[PROBLEM DESCRIPTION] With the pictures removed, write out the full listing below exactly.

[THE DATA]
--*--

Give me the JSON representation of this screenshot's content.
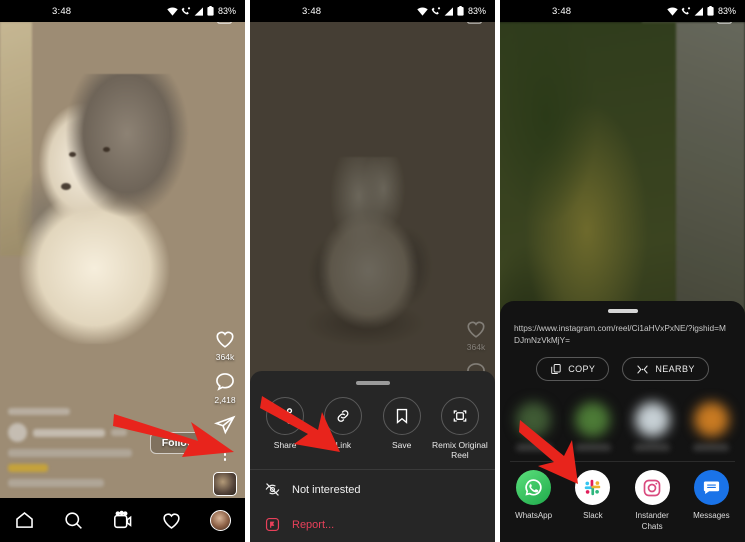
{
  "tutorial": {
    "panels": [
      {
        "id": "instagram-reel",
        "statusbar": {
          "time": "3:48",
          "battery": "83%",
          "icons": [
            "wifi-icon",
            "call-icon",
            "signal-icon",
            "battery-icon"
          ]
        },
        "camera_icon": "camera-icon",
        "rail": {
          "like": {
            "icon": "heart-icon",
            "count": "364k"
          },
          "comment": {
            "icon": "comment-icon",
            "count": "2,418"
          },
          "share": {
            "icon": "send-icon"
          },
          "more": {
            "icon": "more-options-icon"
          },
          "audio_thumb": "audio-thumbnail"
        },
        "follow_label": "Follow",
        "bottom_nav": [
          {
            "name": "home-icon",
            "label": "Home"
          },
          {
            "name": "search-icon",
            "label": "Search"
          },
          {
            "name": "reels-icon",
            "label": "Reels"
          },
          {
            "name": "heart-icon",
            "label": "Activity"
          },
          {
            "name": "profile-avatar",
            "label": "Profile"
          }
        ]
      },
      {
        "id": "reel-options-sheet",
        "statusbar": {
          "time": "3:48",
          "battery": "83%"
        },
        "camera_icon": "camera-icon",
        "rail": {
          "like": {
            "count": "364k"
          }
        },
        "actions": [
          {
            "icon": "share-icon",
            "label": "Share"
          },
          {
            "icon": "link-icon",
            "label": "Link"
          },
          {
            "icon": "bookmark-icon",
            "label": "Save"
          },
          {
            "icon": "remix-icon",
            "label": "Remix Original Reel"
          }
        ],
        "rows": [
          {
            "icon": "eye-off-icon",
            "label": "Not interested",
            "style": "default"
          },
          {
            "icon": "report-icon",
            "label": "Report...",
            "style": "danger"
          }
        ]
      },
      {
        "id": "android-share-sheet",
        "statusbar": {
          "time": "3:48",
          "battery": "83%"
        },
        "camera_icon": "camera-icon",
        "url": "https://www.instagram.com/reel/Ci1aHVxPxNE/?igshid=MDJmNzVkMjY=",
        "buttons": [
          {
            "icon": "copy-icon",
            "label": "COPY"
          },
          {
            "icon": "nearby-share-icon",
            "label": "NEARBY"
          }
        ],
        "apps": [
          {
            "icon": "whatsapp-icon",
            "label": "WhatsApp"
          },
          {
            "icon": "slack-icon",
            "label": "Slack"
          },
          {
            "icon": "instander-icon",
            "label": "Instander Chats"
          },
          {
            "icon": "messages-icon",
            "label": "Messages"
          }
        ]
      }
    ],
    "annotations": [
      {
        "name": "arrow-to-more-options",
        "panel": 1,
        "color": "#e8241c"
      },
      {
        "name": "arrow-to-share-action",
        "panel": 2,
        "color": "#e8241c"
      },
      {
        "name": "arrow-to-whatsapp",
        "panel": 3,
        "color": "#e8241c"
      }
    ],
    "colors": {
      "accent_red": "#e8241c",
      "sheet_bg": "#262626",
      "share_sheet_bg": "#131313",
      "danger": "#e8405a"
    }
  }
}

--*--

[EXERCISE SOLUTION]
Give me the JSON representation of this screenshot's content.
{
  "tutorial": {
    "panels": [
      {
        "id": "instagram-reel",
        "statusbar": {
          "time": "3:48",
          "battery": "83%",
          "icons": [
            "wifi-icon",
            "call-icon",
            "signal-icon",
            "battery-icon"
          ]
        },
        "camera_icon": "camera-icon",
        "rail": {
          "like": {
            "icon": "heart-icon",
            "count": "364k"
          },
          "comment": {
            "icon": "comment-icon",
            "count": "2,418"
          },
          "share": {
            "icon": "send-icon"
          },
          "more": {
            "icon": "more-options-icon"
          },
          "audio_thumb": "audio-thumbnail"
        },
        "follow_label": "Follow",
        "bottom_nav": [
          {
            "name": "home-icon",
            "label": "Home"
          },
          {
            "name": "search-icon",
            "label": "Search"
          },
          {
            "name": "reels-icon",
            "label": "Reels"
          },
          {
            "name": "heart-icon",
            "label": "Activity"
          },
          {
            "name": "profile-avatar",
            "label": "Profile"
          }
        ]
      },
      {
        "id": "reel-options-sheet",
        "statusbar": {
          "time": "3:48",
          "battery": "83%"
        },
        "camera_icon": "camera-icon",
        "rail": {
          "like": {
            "count": "364k"
          }
        },
        "actions": [
          {
            "icon": "share-icon",
            "label": "Share"
          },
          {
            "icon": "link-icon",
            "label": "Link"
          },
          {
            "icon": "bookmark-icon",
            "label": "Save"
          },
          {
            "icon": "remix-icon",
            "label": "Remix Original Reel"
          }
        ],
        "rows": [
          {
            "icon": "eye-off-icon",
            "label": "Not interested",
            "style": "default"
          },
          {
            "icon": "report-icon",
            "label": "Report...",
            "style": "danger"
          }
        ]
      },
      {
        "id": "android-share-sheet",
        "statusbar": {
          "time": "3:48",
          "battery": "83%"
        },
        "camera_icon": "camera-icon",
        "url": "https://www.instagram.com/reel/Ci1aHVxPxNE/?igshid=MDJmNzVkMjY=",
        "buttons": [
          {
            "icon": "copy-icon",
            "label": "COPY"
          },
          {
            "icon": "nearby-share-icon",
            "label": "NEARBY"
          }
        ],
        "apps": [
          {
            "icon": "whatsapp-icon",
            "label": "WhatsApp"
          },
          {
            "icon": "slack-icon",
            "label": "Slack"
          },
          {
            "icon": "instander-icon",
            "label": "Instander Chats"
          },
          {
            "icon": "messages-icon",
            "label": "Messages"
          }
        ]
      }
    ],
    "annotations": [
      {
        "name": "arrow-to-more-options",
        "panel": 1,
        "color": "#e8241c"
      },
      {
        "name": "arrow-to-share-action",
        "panel": 2,
        "color": "#e8241c"
      },
      {
        "name": "arrow-to-whatsapp",
        "panel": 3,
        "color": "#e8241c"
      }
    ],
    "colors": {
      "accent_red": "#e8241c",
      "sheet_bg": "#262626",
      "share_sheet_bg": "#131313",
      "danger": "#e8405a"
    }
  }
}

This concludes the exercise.